Recorded in 1973 on his own Nodlew imprint, Weldon Irvine’s ‘Time Capsule’ became a landmark album which continues to inspire on many levels, having a profound effect on many artists and listeners. The music is timeless, suffused with Weldon Irvine’s deep sense of context and spirit woven into the narrative which crosses elements of funk with soul, jazz and spoken word creating a unique picture of the 1970s; formidable and always captivating.
Weldon Irvine was a lyricist, composer and musician; a mentor to many New York hip-hop artists, including Q-Tip and Mos Def, and In 2003, Madlib, Mr Dibbs and Breakestra produced a tribute to Weldon Irvine, “Suite for Weldon”. The following year, Madlib released the full-length album ‘A Tribute to Brother Weldon’. The classic album by Boogie Down Productions featured a sample from Weldon Irvine’s keyboard contribution on Stanley Turrentine’s ‘Sister Sanctified’. It’s easy to see why many contemporary creators would gravitate towards his music and his sensibility. His lyrics for Nina Simone’s “To Be Young, Gifted and Black”, led to the song being dubbed the “official” Civil Rights anthem.
Time Capsule has everything within. The eloquent futuristic spoken word, electronic inquisitiveness and the incredible acoustic sounds created by the love for the music and the seriousness of the artform. The space and balance are evident throughout the album. ‘Soul Sisters’ features trumpeter Jimmy Owens and George Cables on electric piano with some nice organ touches by Weldon; it’s a perfect counterbalance for the more introspective tracks with a funk edged soul-jazz vibe, . Recording on his own label exacted much more freedom and authenticity than under the umbrella of a record company, although the reception from his first two albums did lead to some interesting future collaborations with both Strata East and RCA before Weldon’s hiatus in the late 1970s. it would have been interesting to hear more albums with labels like Strata East.
Spontaneous Interaction’ is a driving uptempo jazz fusion piece with Weldon Irvine’s harmonica like Melodica keyboard adding an emotive depth towards the interplay with Clint Houston bass and probing inventiveness of pianist George Cables. The electronic sound adds both a progressive and reflective essence to this futuristic composition.

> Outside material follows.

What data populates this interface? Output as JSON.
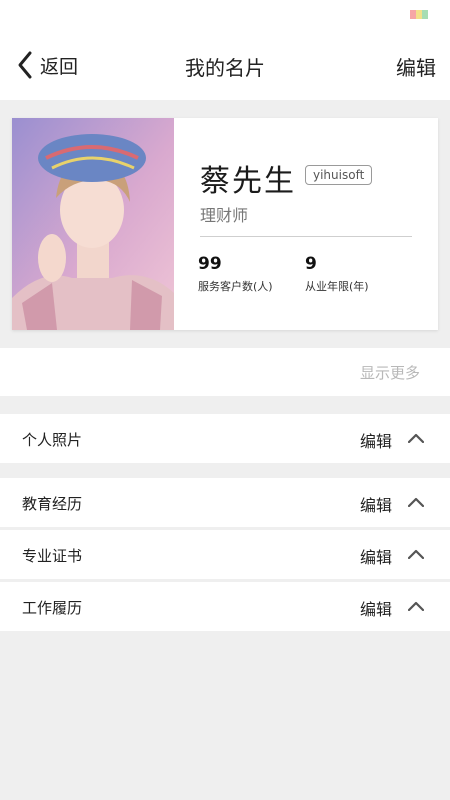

‘Watergate—Don’t Bug Me!’ airs the commentary of the political activist sentiment which surrounded Weldon Irvine’s life. It’s a deep piece with a spoken word narrative bound for future minds. Drummer Lenny White and percussionists Tony Wiles and Napoleon Revels add weight and propulsion to this rocket-fuelled funk fusion track. It’s an important track for future generations listening in, looking for context or understanding.
‘Bananas’ is a superb instrumental funk jam with a tight groove that was faintly reminiscent of the Mizell Brothers. It’s only just over two minutes long but it’s another memorable piece from the album.
The title track is a soft word in the ear for future prosperity. A commentary on the music and a revealing position from within. The subjects of harmony, thoughts, feelings and vibrations, sealed with the word within the Time Capsule. The recitations by Weldon Irvine and Charlette Cook share a platform with subtle interplay from the keyboard which adds to the atmosphere and the message.
‘Deja Vu’ is one of the most popular vocal cuts from the album. The track headed Luv N’ Haight’s superb compilation from 1992 titled ‘Deja Vu’ alongside such tracks as ‘Sweetie Pie’ by Stone Alliance and ‘Can I Be our Squeeze’ by Chuck Carbo. It’s another buoyant composition which begins with a recitation from narrator Charlette Cook, whose voice seems perfect for the temperament throughout the album. Vocalist Emerson Cain features alongside the voice of Weldon Irvine as they both lead the track towards a juncture where it opens up into a mid-tempo jam fronted by Flugelhorn players Jimmy Owens and Preston Williams. It’s the longest track on the album and this adds room for all the musicians to stretch out with some really warm inventive solos. The track features bassist Alex Blake who played alongside many great musicians including Sun Ra and Randy Weston.
The album has a soulful modality that is never constrained or predictable and seems to be one of those albums which has many layers. It’s a fantastic indie release that has all the elements and it remains one of those timeless recordings that you can always revisit.
Previous to the recording of ‘Time Capsule’ Weldon Irvine featured on albums by Nina Simone, Richard Groove and Freddie Hubbard. A later fascinating connection appeared through his contribution towards LTJ Bukem’s label Good Looking Records with contributions on Big Bud’s album and the Earth 5 compilation. His contribution spanned decades with a timeless appeal and many of his written tracks featured on pivotal compilations such as ‘London Jazz Classics’ and the ‘Rare’ series back in 1987
A stone-cold classic remastered and reissued by the Pure Pleasure record label.